While pressure of the government over free and critical media remains as one of the most prevailing problems in Turkey, AKP government’s approach is not impacting only Turkish journalists, but rather interfering with the accreditation process of the foreign media members, reported by Birgün daily.
According to a report by Can Uğur from Birgün daily, the correspondents and representatives of foreign news outlets have been facing serious obstacles. Several foreign journalists have been treated arbitrarily by Turkey’s officials based on the journalists’ reporting contents in recent months.
Procedures that had been practiced for many years are now being delayed and the accreditation is being turned into a ‘issue of threat’ for the foreign journalists. When journalists ask officials about the stage of the process for accreditation, they are told by Turkey’s officials that the ‘journalists’ works are being examined.’
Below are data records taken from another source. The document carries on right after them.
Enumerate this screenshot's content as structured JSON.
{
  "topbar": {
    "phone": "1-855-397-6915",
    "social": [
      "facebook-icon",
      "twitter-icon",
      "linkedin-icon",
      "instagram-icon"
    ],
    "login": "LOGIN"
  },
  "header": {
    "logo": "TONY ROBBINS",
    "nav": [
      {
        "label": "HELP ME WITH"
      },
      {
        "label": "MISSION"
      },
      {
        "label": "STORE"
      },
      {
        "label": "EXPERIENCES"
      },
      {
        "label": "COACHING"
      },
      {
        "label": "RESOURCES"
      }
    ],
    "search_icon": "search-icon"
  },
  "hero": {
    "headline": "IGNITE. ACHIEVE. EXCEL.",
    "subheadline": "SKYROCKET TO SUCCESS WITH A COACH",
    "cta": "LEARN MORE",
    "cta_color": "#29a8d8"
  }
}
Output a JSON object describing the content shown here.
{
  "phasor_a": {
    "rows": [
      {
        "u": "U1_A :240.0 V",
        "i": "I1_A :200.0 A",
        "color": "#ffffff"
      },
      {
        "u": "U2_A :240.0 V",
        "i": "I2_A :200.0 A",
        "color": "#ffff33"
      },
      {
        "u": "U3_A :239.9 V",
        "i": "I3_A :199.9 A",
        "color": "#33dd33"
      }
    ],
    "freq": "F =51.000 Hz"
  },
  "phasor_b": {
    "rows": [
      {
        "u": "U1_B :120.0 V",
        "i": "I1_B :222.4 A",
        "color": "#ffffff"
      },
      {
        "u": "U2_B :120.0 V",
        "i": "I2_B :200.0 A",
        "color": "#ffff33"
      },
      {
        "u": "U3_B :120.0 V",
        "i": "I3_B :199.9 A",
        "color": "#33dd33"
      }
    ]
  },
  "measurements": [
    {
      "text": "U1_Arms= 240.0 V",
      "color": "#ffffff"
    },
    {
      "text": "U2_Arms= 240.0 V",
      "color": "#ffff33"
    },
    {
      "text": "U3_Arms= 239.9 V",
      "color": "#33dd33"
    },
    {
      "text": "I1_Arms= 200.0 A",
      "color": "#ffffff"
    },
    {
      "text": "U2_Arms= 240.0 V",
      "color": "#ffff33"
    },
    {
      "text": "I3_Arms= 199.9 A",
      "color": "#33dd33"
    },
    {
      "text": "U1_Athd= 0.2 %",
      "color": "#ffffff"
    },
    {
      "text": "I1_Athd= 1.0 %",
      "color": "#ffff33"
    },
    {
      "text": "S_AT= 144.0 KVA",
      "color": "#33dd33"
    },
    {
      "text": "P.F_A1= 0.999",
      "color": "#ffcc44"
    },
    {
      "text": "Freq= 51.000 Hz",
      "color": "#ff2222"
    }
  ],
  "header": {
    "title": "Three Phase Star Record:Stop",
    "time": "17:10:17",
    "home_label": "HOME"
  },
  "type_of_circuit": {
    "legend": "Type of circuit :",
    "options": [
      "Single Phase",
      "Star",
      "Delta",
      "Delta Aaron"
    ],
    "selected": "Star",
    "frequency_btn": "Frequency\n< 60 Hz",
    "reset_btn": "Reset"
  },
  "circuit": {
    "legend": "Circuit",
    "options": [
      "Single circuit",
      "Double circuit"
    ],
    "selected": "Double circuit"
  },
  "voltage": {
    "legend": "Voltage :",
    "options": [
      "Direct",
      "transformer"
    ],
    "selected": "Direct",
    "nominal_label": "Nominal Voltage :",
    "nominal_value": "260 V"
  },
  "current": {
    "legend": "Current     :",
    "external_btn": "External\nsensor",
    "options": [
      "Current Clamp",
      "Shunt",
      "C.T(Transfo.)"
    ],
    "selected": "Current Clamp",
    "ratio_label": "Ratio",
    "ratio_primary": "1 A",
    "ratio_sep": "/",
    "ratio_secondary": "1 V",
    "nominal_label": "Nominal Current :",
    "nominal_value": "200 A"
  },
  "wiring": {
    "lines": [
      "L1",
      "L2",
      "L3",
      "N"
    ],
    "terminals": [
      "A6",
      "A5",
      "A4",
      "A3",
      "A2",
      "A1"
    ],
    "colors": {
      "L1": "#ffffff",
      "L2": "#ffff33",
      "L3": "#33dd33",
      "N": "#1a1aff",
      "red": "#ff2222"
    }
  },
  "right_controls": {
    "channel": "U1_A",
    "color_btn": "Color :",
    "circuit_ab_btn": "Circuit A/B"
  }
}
Especially the journalists whose reporting includes statements and news pieces critical of AKP government have been facing this problem. As this causes these journalists to go through both economic and socio-cultural issues, it also forces them to consider self-censoring.
It’s reported that foreign media organizations whose members have been facing with this problem in Turkey are going to send a letter to their countries’ embassies in Ankara demanding them to address the issue.
Additionally, the issue is expected to be brought up by German Chancellor Angela Merkel during her upcoming visit to Turkey, as the problem with regards to accreditation of representatives from German news sources such as Stern, Ard, Deutschlandradio, Frankfurter Rundschau and Die Zeit has still not been solved.
In 2016, a number of journalists had to leave the country due to threats and problems… The case of Der Spiegel reporter Hasnain Kazım, who had to leave Turkey last year, was just one of the most widely heard case… Deniz Yücel from another German newspaper Die Welt also left Turkey last year after having been targeted by the pro-government media for his questions to then Prime Minister Ahmet Davutoğlu. It is also known that he then had difficulty in getting accredited…
Commenting on the issue to BirGün, head of the Journalists’ Union of Turkey Gökhan Durmuş stated that ‘the accreditation process which has been used by officials as a political tool cannot be tolerated’ and sent solidarity message to foreign media members having these kinds of problems in Turkey.
A detailed report issued by new advocacy group the Stockholm Center for Freedom (SCF) last week said that 191 journalists are in jail, 92 are wanted and 839 have been charged in Turkey.
SCF has documented the individual cases of 191 journalists who are either convicted and serving time in prison or jailed in pre-trial detention. According to the Swedish-based center, most of the journalists have not even seen an indictment against them. The report stated that 92 journalists are wanted for arrest but remain at large either in Turkey or abroad.
In a press release on Jan. 26, 2017, the center said that almost 300 journalists in Turkey, a member state of the Council of Europe and a candidate country for European Union membership, are languishing behind bars or facing outstanding arrest warrants.